▶ **Problem statement**
Your task is to copy every line below that contains the word "JSON".
(Beginning of Input for this task)
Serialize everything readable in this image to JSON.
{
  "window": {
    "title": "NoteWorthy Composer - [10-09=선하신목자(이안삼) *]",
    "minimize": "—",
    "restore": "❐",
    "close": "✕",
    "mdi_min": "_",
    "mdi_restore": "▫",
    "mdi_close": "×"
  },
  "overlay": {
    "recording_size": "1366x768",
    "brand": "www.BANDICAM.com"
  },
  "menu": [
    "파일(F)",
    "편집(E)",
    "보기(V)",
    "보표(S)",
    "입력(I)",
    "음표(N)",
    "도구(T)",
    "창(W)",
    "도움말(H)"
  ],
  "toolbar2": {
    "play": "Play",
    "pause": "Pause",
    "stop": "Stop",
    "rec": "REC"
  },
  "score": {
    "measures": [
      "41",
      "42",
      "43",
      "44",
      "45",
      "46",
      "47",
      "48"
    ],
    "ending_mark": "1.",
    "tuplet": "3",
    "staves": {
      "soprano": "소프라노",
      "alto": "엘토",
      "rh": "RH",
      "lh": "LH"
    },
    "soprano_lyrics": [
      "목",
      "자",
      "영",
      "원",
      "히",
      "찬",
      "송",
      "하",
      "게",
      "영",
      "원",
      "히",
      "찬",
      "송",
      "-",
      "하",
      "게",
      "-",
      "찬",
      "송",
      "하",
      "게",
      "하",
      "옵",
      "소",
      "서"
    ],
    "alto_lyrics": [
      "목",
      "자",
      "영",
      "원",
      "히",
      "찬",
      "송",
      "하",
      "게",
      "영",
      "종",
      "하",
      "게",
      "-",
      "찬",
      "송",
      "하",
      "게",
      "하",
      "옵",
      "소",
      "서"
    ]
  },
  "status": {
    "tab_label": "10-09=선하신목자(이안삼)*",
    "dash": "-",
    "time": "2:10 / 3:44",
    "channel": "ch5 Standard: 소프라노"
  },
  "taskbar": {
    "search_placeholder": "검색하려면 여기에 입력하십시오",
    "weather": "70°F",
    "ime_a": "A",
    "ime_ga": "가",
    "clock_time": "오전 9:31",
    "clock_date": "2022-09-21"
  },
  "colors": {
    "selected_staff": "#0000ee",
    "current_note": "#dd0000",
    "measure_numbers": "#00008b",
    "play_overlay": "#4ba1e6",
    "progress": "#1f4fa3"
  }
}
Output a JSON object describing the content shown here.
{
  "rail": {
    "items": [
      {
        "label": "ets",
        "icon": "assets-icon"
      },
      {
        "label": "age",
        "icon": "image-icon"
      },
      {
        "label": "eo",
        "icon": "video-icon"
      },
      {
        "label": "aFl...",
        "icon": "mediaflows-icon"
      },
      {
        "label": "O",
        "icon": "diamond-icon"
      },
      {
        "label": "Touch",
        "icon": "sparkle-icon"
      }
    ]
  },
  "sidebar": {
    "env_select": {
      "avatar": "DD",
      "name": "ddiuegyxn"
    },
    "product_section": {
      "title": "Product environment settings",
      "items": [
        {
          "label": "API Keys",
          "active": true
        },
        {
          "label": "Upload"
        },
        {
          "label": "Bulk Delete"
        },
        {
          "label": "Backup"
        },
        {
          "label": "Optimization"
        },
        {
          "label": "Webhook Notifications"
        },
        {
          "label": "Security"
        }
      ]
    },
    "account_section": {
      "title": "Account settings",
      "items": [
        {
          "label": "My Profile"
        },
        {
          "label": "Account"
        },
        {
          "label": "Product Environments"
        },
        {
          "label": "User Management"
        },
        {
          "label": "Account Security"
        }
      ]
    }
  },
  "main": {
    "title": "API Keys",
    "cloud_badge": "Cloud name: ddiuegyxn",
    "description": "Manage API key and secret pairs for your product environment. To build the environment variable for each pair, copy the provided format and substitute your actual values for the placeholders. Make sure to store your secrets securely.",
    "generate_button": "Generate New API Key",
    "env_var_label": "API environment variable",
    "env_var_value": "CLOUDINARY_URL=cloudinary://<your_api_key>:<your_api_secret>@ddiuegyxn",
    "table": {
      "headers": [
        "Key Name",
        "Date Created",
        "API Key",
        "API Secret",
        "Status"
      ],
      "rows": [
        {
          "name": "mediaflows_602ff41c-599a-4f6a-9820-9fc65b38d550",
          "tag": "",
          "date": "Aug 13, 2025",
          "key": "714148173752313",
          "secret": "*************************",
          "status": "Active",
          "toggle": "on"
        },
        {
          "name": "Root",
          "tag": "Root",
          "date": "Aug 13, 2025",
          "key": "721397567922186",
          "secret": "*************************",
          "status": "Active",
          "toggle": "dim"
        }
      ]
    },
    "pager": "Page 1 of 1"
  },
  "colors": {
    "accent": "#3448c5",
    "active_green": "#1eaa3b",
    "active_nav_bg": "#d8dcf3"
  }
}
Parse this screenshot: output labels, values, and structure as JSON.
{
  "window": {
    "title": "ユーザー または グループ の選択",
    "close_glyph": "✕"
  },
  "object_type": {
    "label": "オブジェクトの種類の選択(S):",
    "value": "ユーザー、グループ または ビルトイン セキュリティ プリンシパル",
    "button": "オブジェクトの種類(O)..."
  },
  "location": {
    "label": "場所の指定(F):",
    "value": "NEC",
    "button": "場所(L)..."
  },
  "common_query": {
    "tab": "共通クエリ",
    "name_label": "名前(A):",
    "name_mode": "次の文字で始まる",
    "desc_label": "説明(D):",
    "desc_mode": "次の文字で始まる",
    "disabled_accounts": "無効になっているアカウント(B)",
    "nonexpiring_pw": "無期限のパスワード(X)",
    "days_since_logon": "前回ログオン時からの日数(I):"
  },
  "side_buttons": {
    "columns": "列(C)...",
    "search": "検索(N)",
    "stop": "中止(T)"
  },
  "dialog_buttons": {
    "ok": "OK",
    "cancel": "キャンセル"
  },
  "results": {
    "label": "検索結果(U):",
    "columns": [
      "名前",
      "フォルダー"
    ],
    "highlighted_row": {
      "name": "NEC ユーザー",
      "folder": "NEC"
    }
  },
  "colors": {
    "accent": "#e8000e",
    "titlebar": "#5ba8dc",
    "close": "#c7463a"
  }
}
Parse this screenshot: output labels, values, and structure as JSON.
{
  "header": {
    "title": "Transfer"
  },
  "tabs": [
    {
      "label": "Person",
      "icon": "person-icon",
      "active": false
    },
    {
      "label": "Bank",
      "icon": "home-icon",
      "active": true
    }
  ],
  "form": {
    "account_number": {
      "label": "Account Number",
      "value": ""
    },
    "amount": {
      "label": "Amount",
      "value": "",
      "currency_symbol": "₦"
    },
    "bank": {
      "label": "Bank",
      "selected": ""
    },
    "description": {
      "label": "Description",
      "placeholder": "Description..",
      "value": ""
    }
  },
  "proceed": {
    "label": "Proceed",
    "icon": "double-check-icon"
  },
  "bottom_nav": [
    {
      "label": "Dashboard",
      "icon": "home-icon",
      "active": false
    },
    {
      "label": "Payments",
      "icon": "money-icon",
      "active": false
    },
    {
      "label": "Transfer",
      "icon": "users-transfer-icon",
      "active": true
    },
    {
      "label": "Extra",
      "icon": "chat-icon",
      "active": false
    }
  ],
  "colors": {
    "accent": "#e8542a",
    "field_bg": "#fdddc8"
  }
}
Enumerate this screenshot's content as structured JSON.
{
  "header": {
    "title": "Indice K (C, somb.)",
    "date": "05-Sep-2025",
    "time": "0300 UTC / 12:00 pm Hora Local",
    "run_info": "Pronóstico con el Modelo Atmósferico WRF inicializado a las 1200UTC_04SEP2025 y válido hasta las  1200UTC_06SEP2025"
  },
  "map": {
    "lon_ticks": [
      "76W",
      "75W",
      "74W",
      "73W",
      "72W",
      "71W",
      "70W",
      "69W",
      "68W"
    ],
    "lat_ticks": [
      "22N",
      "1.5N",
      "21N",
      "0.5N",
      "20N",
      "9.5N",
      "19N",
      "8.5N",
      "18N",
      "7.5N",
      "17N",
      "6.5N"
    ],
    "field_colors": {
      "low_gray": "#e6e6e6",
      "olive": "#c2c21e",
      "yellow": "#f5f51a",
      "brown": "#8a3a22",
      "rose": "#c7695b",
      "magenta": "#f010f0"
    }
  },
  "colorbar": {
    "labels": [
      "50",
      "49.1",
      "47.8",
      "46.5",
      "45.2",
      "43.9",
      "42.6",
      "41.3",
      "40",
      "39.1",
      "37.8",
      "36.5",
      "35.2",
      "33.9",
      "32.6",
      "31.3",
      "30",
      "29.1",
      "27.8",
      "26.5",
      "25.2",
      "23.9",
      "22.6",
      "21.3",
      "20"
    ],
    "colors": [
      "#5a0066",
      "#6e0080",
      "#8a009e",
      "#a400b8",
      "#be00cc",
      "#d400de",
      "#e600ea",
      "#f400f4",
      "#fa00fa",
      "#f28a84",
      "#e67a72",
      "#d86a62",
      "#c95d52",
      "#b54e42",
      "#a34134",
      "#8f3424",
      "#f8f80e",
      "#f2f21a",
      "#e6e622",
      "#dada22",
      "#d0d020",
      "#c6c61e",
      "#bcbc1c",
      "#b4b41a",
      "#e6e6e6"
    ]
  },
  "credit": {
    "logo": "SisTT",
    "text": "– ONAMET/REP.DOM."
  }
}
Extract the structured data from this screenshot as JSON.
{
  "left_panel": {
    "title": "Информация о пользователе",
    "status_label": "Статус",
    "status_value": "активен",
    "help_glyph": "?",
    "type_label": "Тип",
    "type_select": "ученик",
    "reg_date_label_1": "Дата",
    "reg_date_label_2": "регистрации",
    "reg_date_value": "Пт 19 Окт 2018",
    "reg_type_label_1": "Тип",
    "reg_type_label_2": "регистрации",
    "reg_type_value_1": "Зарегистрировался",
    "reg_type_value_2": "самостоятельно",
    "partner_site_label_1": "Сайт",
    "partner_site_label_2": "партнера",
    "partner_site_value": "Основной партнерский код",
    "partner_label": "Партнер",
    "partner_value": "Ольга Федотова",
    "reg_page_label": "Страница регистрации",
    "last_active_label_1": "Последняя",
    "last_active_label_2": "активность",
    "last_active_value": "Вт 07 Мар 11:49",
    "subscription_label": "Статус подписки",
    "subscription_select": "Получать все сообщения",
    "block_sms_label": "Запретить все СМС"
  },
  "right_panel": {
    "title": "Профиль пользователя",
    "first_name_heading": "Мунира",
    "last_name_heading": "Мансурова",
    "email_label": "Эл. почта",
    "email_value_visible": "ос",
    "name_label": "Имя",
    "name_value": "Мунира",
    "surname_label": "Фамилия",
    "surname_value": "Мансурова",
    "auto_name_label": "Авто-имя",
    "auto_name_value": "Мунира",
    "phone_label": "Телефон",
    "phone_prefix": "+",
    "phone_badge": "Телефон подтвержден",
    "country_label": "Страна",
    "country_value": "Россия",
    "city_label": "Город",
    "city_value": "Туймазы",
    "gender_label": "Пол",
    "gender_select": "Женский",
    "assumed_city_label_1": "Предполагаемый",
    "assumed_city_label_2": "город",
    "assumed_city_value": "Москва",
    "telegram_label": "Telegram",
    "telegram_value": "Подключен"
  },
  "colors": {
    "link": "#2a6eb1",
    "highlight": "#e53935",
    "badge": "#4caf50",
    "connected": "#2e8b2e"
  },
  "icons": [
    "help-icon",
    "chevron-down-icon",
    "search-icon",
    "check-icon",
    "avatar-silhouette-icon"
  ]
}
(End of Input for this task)
▶ **Solution to the exercise**
Serialize everything readable in this image to JSON.
Output a JSON object describing the content shown here.
Parse this screenshot: output labels, values, and structure as JSON.
Parse this screenshot: output labels, values, and structure as JSON.
Enumerate this screenshot's content as structured JSON.
Extract the structured data from this screenshot as JSON.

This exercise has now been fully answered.